This argument ignores the impact and applicability of Booker. As an initial matter, the fact that the jury heard such evidence is immaterial. The only factual finding by the jury memorialized in the record indicates that Hines possessed 500 grams or more of methamphetamine. "It is not the province of this Court to divine the jury's interpretation of the evidence...." S.E.C. v. Yun, 148 F. Supp. 2d 1287, 1297 (M.D. Fla .2001); see also Booker, 125 S. Ct. at 747 (Stevens, J., for the Court) (noting that the jury's finding of "500 or more grams" of cocaine on the verdict form determined the amount of drugs for sentencing before the district court). Where the jury memorializes a specific factual finding, such as the amount of drugs possessed by Hines, we will adhere to that finding. And where the jury made no finding, such as with Hines's possession of a firearm, it is improper to speculate.
In any event, the Government's view of an effect on the substantial rights of Hines is unduly limited. As noted by the remedial majority, Booker returns substantial discretion to the sentencing judge to depart above and below the Guidelines range, so long as such sentences are reasonable. Id. at 767 (Breyer, J., for the Court) ("The district courts, while not bound to apply the Guidelines, must consult those Guidelines and take them into account when sentencing"); id. at 766 (noting that a Court of Appeals should review post-Booker sentences for "reasonableness"). Remand is the only appropriate way, in this case, to allow the parties to argue for the exercise of the district court's discretion as authorized by Booker.
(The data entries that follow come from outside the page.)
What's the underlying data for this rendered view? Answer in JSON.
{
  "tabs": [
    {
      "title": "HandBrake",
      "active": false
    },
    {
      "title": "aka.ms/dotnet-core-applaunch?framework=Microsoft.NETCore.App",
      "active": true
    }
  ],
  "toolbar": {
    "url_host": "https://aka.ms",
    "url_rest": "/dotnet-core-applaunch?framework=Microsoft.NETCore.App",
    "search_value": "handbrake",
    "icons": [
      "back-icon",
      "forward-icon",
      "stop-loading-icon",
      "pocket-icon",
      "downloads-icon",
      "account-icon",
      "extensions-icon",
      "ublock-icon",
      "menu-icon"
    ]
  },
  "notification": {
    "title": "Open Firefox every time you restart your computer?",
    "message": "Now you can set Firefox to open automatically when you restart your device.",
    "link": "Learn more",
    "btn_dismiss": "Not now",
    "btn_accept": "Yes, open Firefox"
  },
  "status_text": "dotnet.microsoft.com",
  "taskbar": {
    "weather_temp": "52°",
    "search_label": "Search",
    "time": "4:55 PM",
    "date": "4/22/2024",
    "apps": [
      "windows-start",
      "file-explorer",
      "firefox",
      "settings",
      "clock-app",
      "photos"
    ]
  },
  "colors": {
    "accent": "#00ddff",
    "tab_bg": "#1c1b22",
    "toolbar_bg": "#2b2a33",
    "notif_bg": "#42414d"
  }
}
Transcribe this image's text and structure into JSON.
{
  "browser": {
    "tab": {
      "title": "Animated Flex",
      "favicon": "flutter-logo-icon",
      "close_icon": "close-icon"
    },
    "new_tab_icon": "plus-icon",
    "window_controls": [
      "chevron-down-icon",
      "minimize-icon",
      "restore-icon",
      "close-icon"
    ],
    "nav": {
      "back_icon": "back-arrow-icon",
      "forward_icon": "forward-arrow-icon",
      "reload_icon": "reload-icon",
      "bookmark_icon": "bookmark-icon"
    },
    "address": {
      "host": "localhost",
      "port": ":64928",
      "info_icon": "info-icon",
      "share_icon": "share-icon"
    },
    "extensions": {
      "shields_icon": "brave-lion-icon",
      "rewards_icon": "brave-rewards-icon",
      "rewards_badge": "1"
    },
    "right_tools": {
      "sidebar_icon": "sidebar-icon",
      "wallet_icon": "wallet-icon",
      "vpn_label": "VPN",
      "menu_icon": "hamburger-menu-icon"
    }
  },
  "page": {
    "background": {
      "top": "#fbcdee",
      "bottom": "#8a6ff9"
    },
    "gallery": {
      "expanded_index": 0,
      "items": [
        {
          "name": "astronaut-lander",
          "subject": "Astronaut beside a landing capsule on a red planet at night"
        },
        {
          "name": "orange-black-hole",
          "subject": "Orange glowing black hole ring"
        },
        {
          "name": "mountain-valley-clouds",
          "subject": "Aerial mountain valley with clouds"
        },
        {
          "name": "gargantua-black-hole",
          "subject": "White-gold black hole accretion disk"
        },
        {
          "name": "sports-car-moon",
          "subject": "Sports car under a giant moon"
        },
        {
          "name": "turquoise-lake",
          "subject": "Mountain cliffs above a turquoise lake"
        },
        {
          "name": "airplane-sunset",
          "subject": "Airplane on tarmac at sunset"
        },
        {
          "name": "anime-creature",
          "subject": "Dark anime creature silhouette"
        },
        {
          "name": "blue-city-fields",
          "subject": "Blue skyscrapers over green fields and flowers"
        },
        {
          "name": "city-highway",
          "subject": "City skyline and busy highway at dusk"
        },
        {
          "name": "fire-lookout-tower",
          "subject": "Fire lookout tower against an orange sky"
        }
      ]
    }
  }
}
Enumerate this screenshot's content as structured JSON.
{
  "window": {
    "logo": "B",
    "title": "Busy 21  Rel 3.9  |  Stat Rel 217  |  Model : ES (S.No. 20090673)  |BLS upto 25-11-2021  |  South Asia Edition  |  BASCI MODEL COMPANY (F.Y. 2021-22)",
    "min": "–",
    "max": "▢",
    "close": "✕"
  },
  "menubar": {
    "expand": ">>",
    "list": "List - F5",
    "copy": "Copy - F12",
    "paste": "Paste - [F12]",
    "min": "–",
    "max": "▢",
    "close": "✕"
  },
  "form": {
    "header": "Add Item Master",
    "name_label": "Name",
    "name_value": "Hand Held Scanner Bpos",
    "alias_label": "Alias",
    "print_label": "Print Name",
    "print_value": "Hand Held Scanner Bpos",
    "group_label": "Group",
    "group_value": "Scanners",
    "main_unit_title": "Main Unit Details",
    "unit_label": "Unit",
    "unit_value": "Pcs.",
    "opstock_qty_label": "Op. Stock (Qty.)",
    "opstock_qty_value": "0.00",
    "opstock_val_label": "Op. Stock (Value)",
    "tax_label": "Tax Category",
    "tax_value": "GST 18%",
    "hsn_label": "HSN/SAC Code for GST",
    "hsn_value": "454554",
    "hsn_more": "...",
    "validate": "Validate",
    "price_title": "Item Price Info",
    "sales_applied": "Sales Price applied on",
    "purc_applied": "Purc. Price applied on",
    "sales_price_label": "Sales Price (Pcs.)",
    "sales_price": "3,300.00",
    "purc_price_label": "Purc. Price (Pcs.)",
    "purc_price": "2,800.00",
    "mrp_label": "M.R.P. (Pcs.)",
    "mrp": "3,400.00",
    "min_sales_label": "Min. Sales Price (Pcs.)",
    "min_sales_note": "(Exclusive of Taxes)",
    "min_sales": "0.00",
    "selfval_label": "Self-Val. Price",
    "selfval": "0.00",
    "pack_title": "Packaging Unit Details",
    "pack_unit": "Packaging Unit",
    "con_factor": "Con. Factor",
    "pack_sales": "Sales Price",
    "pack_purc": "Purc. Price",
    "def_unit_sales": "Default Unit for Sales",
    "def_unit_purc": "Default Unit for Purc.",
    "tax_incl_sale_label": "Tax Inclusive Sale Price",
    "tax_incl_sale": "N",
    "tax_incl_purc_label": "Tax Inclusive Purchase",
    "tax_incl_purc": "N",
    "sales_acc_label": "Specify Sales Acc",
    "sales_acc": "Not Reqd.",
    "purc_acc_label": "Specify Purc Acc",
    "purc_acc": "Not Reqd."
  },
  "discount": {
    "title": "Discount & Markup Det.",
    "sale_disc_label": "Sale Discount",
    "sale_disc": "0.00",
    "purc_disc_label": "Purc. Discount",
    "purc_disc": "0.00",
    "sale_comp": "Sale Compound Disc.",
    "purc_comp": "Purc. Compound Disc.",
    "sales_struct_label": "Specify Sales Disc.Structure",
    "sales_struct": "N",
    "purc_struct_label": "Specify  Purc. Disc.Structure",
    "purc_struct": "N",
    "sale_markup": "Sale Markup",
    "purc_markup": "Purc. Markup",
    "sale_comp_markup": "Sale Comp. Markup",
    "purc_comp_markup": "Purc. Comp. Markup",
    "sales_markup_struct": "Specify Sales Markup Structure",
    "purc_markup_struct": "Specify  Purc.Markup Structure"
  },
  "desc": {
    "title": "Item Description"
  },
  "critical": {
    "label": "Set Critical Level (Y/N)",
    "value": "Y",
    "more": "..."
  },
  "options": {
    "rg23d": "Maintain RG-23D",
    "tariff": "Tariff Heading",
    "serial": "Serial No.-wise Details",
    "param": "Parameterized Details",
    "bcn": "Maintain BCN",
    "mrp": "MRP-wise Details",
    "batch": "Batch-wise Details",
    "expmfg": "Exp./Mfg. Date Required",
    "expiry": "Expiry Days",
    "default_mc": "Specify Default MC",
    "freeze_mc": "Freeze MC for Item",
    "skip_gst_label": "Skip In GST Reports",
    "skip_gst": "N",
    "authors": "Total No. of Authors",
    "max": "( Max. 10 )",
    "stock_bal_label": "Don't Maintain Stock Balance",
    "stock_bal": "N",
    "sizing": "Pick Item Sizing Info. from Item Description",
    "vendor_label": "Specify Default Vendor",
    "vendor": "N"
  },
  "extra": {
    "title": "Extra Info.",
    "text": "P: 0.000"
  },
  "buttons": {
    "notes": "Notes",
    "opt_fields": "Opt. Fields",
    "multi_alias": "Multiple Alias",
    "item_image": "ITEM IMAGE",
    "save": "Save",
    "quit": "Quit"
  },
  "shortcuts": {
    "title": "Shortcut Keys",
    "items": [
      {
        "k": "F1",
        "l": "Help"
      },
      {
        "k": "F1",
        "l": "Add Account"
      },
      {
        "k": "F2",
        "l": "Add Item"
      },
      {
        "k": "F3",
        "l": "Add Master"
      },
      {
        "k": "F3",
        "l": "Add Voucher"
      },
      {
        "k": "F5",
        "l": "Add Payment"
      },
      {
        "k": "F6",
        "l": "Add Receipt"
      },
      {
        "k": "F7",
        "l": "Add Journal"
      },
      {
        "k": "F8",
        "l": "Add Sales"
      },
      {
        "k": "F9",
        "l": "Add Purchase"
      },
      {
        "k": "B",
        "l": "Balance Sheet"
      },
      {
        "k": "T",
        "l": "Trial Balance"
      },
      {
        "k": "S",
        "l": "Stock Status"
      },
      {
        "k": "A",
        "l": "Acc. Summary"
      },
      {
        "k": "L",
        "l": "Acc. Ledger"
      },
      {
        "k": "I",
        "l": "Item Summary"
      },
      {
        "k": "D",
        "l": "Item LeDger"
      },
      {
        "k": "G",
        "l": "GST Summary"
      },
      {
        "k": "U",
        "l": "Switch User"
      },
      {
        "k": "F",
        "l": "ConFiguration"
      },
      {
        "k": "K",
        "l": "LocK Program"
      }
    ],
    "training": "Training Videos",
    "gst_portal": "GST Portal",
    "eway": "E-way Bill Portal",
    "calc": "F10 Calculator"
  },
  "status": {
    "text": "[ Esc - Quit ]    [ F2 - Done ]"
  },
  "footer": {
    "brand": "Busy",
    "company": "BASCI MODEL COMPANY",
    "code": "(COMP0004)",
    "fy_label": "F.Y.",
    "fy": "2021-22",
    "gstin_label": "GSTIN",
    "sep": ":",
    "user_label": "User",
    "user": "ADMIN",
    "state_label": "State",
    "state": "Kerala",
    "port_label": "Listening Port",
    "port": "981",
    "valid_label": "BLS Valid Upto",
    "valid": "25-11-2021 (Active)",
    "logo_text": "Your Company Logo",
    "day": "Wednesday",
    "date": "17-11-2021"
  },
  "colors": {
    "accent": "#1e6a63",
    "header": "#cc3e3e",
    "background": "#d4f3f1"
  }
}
Id. at 769 (Breyer, J., for the Court) (remanding Fanfan's case despite the fact that his sentence did not violate the Sixth Amendment, in order to allow the Government the opportunity to seek a higher sentence); Hughes, 396 F.3d at 381 n. 8 (" [T]he determination of reasonableness depends not only on an evaluation of the actual sentence imposed but also the method employed in determining it.") Indeed, as noted by Chief Judge William Wilkens of the Fourth Circuit, and the Commission Chair of the United States Sentencing Commission from 1984 to 1995, an appellate court's presumption that re-sentencing would result in the same, or a substantially similar sentence, "would be tantamount to performing the sentencing function ourselves." Hughes, 396 F.3d at 381 n. 8. As appellate courts should review — and not determine — the decisions of the district court, we must vacate and remand for re-sentencing.
For the foregoing reasons, we AFFIRM the conviction and sentence of Kelly Edwards in all respects; AFFIRM the conviction of Jason Hines in all respects; and VACATE and REMAND the sentence of Jason Hines for proceedings consistent with this opinion and United States v. Booker, supra.
This decision was originally issued as an "unpublished decision" filed on February 7, 2005. The court has now designated the opinion as one recommended for full-text publication
The Honorable Denise Page Hood, United States District Judge for the Eastern District of Michigan, sitting by designation